» PROBLEM
Check each line of the material, and show the ones that include the word "scan".

» TASK INPUT
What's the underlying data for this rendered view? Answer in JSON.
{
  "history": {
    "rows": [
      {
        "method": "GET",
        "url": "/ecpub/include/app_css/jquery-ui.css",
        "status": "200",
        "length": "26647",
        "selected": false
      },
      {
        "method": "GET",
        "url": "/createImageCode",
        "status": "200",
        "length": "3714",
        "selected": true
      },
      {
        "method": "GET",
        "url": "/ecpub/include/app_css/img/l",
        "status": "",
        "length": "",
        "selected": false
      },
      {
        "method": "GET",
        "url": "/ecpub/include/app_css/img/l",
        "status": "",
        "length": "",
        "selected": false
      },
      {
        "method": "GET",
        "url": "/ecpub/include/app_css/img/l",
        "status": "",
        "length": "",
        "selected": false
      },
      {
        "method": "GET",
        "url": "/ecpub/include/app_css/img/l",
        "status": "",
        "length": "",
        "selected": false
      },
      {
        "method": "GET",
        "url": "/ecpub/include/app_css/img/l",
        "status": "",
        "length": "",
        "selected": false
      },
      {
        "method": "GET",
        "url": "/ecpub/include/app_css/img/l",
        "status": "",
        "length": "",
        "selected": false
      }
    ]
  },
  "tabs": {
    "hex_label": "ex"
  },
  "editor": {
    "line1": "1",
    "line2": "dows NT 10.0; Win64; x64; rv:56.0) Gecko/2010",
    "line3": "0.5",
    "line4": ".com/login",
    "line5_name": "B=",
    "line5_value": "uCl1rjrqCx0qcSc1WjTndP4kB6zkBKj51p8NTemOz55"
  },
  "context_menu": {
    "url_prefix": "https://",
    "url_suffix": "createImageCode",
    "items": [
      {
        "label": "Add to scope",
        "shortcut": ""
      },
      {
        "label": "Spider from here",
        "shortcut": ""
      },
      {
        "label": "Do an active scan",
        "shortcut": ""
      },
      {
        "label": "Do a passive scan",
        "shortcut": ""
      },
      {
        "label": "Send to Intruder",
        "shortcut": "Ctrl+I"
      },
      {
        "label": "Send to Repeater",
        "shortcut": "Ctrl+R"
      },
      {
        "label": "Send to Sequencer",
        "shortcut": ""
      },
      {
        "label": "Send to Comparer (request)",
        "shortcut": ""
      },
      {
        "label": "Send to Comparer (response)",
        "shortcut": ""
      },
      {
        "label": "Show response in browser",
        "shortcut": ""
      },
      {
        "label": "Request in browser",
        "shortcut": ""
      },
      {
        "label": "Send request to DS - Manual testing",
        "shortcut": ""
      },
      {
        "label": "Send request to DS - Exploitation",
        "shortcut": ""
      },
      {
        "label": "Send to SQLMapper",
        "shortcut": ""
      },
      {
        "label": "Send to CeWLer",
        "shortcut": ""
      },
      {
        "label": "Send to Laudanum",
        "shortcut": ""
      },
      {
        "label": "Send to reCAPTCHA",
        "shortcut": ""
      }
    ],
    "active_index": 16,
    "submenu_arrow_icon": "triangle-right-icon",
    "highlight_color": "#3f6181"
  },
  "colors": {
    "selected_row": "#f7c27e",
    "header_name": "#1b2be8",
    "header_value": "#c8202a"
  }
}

» FINAL ANSWER
        "label": "Do an active scan",
        "label": "Do a passive scan",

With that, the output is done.